▸ **Assignment**:
Filter the entries for the word "this". Copy each line in which it occurs.

▸ **Items from an interface collection**:
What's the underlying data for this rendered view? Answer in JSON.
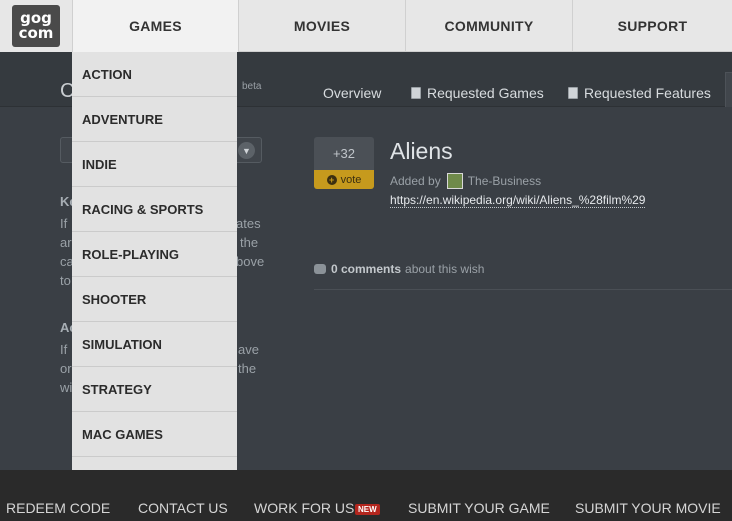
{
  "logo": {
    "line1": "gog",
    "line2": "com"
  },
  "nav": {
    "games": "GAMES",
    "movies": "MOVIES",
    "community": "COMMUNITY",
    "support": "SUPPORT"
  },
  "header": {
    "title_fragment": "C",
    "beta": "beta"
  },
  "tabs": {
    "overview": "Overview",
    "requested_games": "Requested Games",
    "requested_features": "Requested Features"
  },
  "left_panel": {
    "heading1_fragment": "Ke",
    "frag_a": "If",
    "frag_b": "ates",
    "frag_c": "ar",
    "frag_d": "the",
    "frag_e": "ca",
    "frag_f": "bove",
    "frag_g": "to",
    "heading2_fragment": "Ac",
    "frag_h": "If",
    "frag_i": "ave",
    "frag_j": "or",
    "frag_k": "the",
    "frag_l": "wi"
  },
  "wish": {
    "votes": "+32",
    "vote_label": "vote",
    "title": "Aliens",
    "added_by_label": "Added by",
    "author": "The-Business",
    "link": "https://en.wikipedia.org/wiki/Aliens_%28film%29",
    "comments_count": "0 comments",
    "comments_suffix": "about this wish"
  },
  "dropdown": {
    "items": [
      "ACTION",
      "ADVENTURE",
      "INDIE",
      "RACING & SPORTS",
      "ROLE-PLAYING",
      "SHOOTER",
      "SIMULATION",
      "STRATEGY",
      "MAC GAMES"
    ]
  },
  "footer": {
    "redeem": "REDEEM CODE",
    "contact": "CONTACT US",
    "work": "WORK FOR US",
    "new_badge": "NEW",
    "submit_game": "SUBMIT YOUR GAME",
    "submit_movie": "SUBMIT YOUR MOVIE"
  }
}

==

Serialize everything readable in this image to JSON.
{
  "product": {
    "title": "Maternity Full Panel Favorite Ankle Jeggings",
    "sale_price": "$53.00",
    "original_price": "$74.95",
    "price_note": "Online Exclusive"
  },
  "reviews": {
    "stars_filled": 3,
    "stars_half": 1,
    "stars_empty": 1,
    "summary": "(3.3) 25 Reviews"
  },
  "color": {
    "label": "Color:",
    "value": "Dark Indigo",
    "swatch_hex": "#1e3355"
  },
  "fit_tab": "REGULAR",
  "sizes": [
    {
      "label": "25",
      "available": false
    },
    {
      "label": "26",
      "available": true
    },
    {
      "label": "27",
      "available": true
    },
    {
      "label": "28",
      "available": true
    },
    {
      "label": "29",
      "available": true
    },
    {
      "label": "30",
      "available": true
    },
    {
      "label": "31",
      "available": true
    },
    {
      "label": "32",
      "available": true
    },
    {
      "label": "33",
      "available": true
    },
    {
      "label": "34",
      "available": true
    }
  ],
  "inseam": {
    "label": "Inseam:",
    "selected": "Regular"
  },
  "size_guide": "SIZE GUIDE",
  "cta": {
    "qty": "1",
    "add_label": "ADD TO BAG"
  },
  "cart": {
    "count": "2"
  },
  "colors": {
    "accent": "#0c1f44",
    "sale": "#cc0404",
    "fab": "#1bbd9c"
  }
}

▸ **Result below**:
What's the underlying data for this rendered view? Answer in JSON.
    "comments_suffix": "about this wish"
Serialize everything readable in this image to JSON.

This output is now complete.